- ASSIGNMENT
Each line of the records that follow must come back exactly, with pictures skipped.

INFORMATION START

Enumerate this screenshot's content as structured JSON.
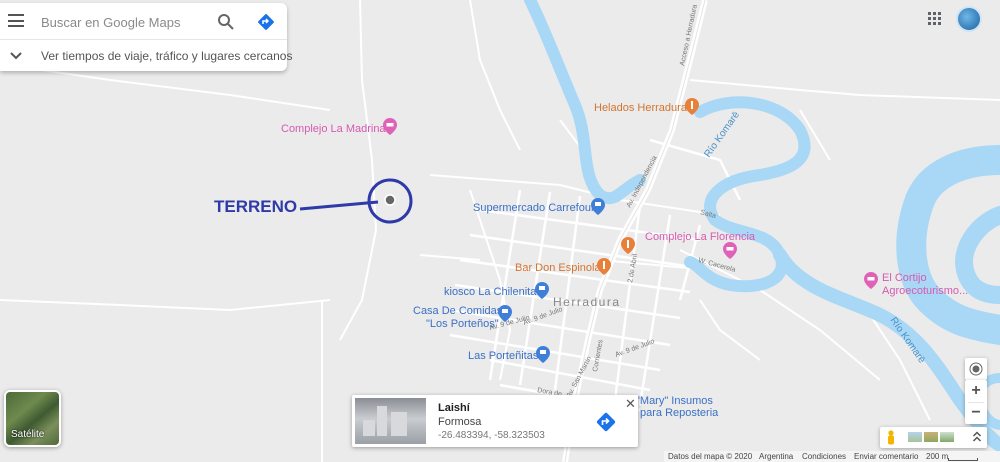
{
  "search": {
    "placeholder": "Buscar en Google Maps",
    "secondary_hint": "Ver tiempos de viaje, tráfico y lugares cercanos"
  },
  "annotation": {
    "label": "TERRENO",
    "color": "#2e3aa8"
  },
  "map_labels": {
    "town": "Herradura",
    "river": "Río Komarē",
    "places": [
      {
        "name": "Complejo La Madrina",
        "category": "hotel",
        "color": "#e062b8"
      },
      {
        "name": "Helados Herradura",
        "category": "food",
        "color": "#e8803a"
      },
      {
        "name": "Supermercado Carrefour",
        "category": "shopping",
        "color": "#3f7fd9"
      },
      {
        "name": "Complejo La Florencia",
        "category": "hotel",
        "color": "#e062b8"
      },
      {
        "name": "Bar Don Espinola",
        "category": "food",
        "color": "#e8803a"
      },
      {
        "name": "kiosco La Chilenita",
        "category": "shopping",
        "color": "#3f7fd9"
      },
      {
        "name": "Casa De Comidas",
        "name_line2": "\"Los Porteños\"",
        "category": "shopping",
        "color": "#3f7fd9"
      },
      {
        "name": "Las Porteñitas",
        "category": "shopping",
        "color": "#3f7fd9"
      },
      {
        "name": "El Cortijo",
        "name_line2": "Agroecoturismo...",
        "category": "hotel",
        "color": "#e062b8"
      },
      {
        "name": "\"Mary\" Insumos",
        "name_line2": "para Reposteria",
        "category": "shopping",
        "color": "#3f7fd9"
      }
    ],
    "streets": [
      "Acceso a Herradura",
      "Av. Independencia",
      "Av. San Martín",
      "Av. 9 de Julio",
      "Av. 9 de Julio",
      "Av. 9 de Julio",
      "Corrientes",
      "Dora de",
      "Salta",
      "W. Cacerela",
      "2 de Abril"
    ]
  },
  "place_card": {
    "title": "Laishí",
    "subtitle": "Formosa",
    "coords": "-26.483394, -58.323503",
    "close": "✕"
  },
  "satellite_label": "Satélite",
  "controls": {
    "zoom_in": "+",
    "zoom_out": "−"
  },
  "footer": {
    "data": "Datos del mapa © 2020",
    "country": "Argentina",
    "terms": "Condiciones",
    "feedback": "Enviar comentario",
    "scale": "200 m"
  },
  "colors": {
    "water": "#a8d8f5",
    "road": "#ffffff",
    "land": "#ebebeb"
  }
}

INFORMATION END

- ANSWER TO THE EXERCISE
Enumerate this screenshot's content as structured JSON.
{
  "search": {
    "placeholder": "Buscar en Google Maps",
    "secondary_hint": "Ver tiempos de viaje, tráfico y lugares cercanos"
  },
  "annotation": {
    "label": "TERRENO",
    "color": "#2e3aa8"
  },
  "map_labels": {
    "town": "Herradura",
    "river": "Río Komarē",
    "places": [
      {
        "name": "Complejo La Madrina",
        "category": "hotel",
        "color": "#e062b8"
      },
      {
        "name": "Helados Herradura",
        "category": "food",
        "color": "#e8803a"
      },
      {
        "name": "Supermercado Carrefour",
        "category": "shopping",
        "color": "#3f7fd9"
      },
      {
        "name": "Complejo La Florencia",
        "category": "hotel",
        "color": "#e062b8"
      },
      {
        "name": "Bar Don Espinola",
        "category": "food",
        "color": "#e8803a"
      },
      {
        "name": "kiosco La Chilenita",
        "category": "shopping",
        "color": "#3f7fd9"
      },
      {
        "name": "Casa De Comidas",
        "name_line2": "\"Los Porteños\"",
        "category": "shopping",
        "color": "#3f7fd9"
      },
      {
        "name": "Las Porteñitas",
        "category": "shopping",
        "color": "#3f7fd9"
      },
      {
        "name": "El Cortijo",
        "name_line2": "Agroecoturismo...",
        "category": "hotel",
        "color": "#e062b8"
      },
      {
        "name": "\"Mary\" Insumos",
        "name_line2": "para Reposteria",
        "category": "shopping",
        "color": "#3f7fd9"
      }
    ],
    "streets": [
      "Acceso a Herradura",
      "Av. Independencia",
      "Av. San Martín",
      "Av. 9 de Julio",
      "Av. 9 de Julio",
      "Av. 9 de Julio",
      "Corrientes",
      "Dora de",
      "Salta",
      "W. Cacerela",
      "2 de Abril"
    ]
  },
  "place_card": {
    "title": "Laishí",
    "subtitle": "Formosa",
    "coords": "-26.483394, -58.323503",
    "close": "✕"
  },
  "satellite_label": "Satélite",
  "controls": {
    "zoom_in": "+",
    "zoom_out": "−"
  },
  "footer": {
    "data": "Datos del mapa © 2020",
    "country": "Argentina",
    "terms": "Condiciones",
    "feedback": "Enviar comentario",
    "scale": "200 m"
  },
  "colors": {
    "water": "#a8d8f5",
    "road": "#ffffff",
    "land": "#ebebeb"
  }
}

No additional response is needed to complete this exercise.